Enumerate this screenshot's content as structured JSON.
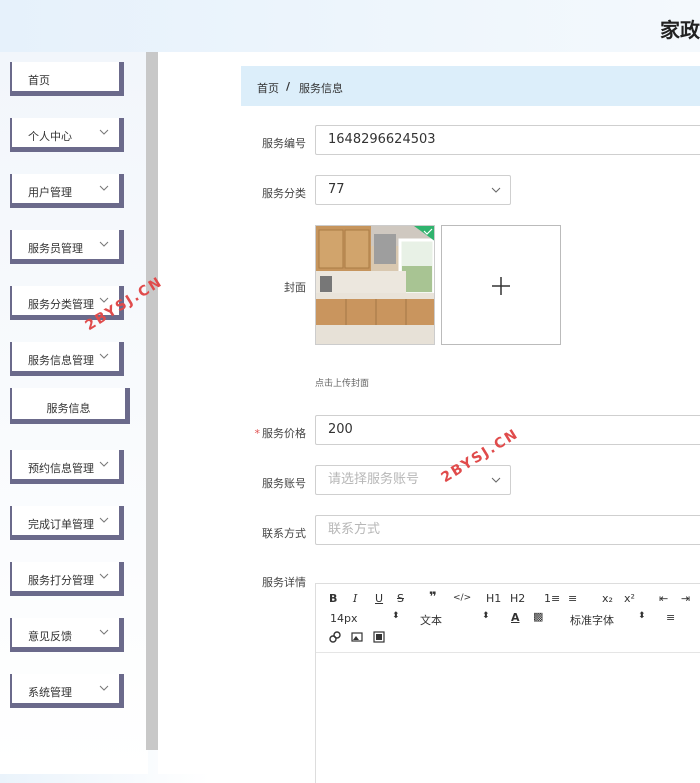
{
  "app": {
    "title": "家政"
  },
  "sidebar": {
    "items": [
      {
        "label": "首页",
        "expandable": false
      },
      {
        "label": "个人中心",
        "expandable": true
      },
      {
        "label": "用户管理",
        "expandable": true
      },
      {
        "label": "服务员管理",
        "expandable": true
      },
      {
        "label": "服务分类管理",
        "expandable": true
      },
      {
        "label": "服务信息管理",
        "expandable": true
      },
      {
        "label": "预约信息管理",
        "expandable": true
      },
      {
        "label": "完成订单管理",
        "expandable": true
      },
      {
        "label": "服务打分管理",
        "expandable": true
      },
      {
        "label": "意见反馈",
        "expandable": true
      },
      {
        "label": "系统管理",
        "expandable": true
      }
    ],
    "subitem": {
      "label": "服务信息"
    }
  },
  "breadcrumb": {
    "home": "首页",
    "separator": "/",
    "current": "服务信息"
  },
  "form": {
    "service_no": {
      "label": "服务编号",
      "value": "1648296624503"
    },
    "category": {
      "label": "服务分类",
      "value": "77"
    },
    "cover": {
      "label": "封面",
      "hint": "点击上传封面",
      "plus": "+"
    },
    "price": {
      "label": "服务价格",
      "required_mark": "*",
      "value": "200"
    },
    "account": {
      "label": "服务账号",
      "placeholder": "请选择服务账号"
    },
    "contact": {
      "label": "联系方式",
      "placeholder": "联系方式"
    },
    "details": {
      "label": "服务详情"
    }
  },
  "editor": {
    "row1": [
      "B",
      "I",
      "U",
      "S",
      "❞",
      "</>",
      "H1",
      "H2",
      "1≡",
      "≡",
      "x₂",
      "x²",
      "⇤",
      "⇥"
    ],
    "font_size": "14px",
    "text_type": "文本",
    "font_family": "标准字体",
    "row3_icons": [
      "link-icon",
      "image-icon",
      "video-icon"
    ]
  },
  "watermark": {
    "text": "2BYSJ.CN"
  },
  "colors": {
    "sidebar_border": "#6b6a8b",
    "breadcrumb_bg": "#dceefa",
    "required": "#e05050",
    "check": "#2fb36d"
  }
}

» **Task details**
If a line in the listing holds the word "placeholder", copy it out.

» **Result**
      "placeholder": "请选择服务账号"
      "placeholder": "联系方式"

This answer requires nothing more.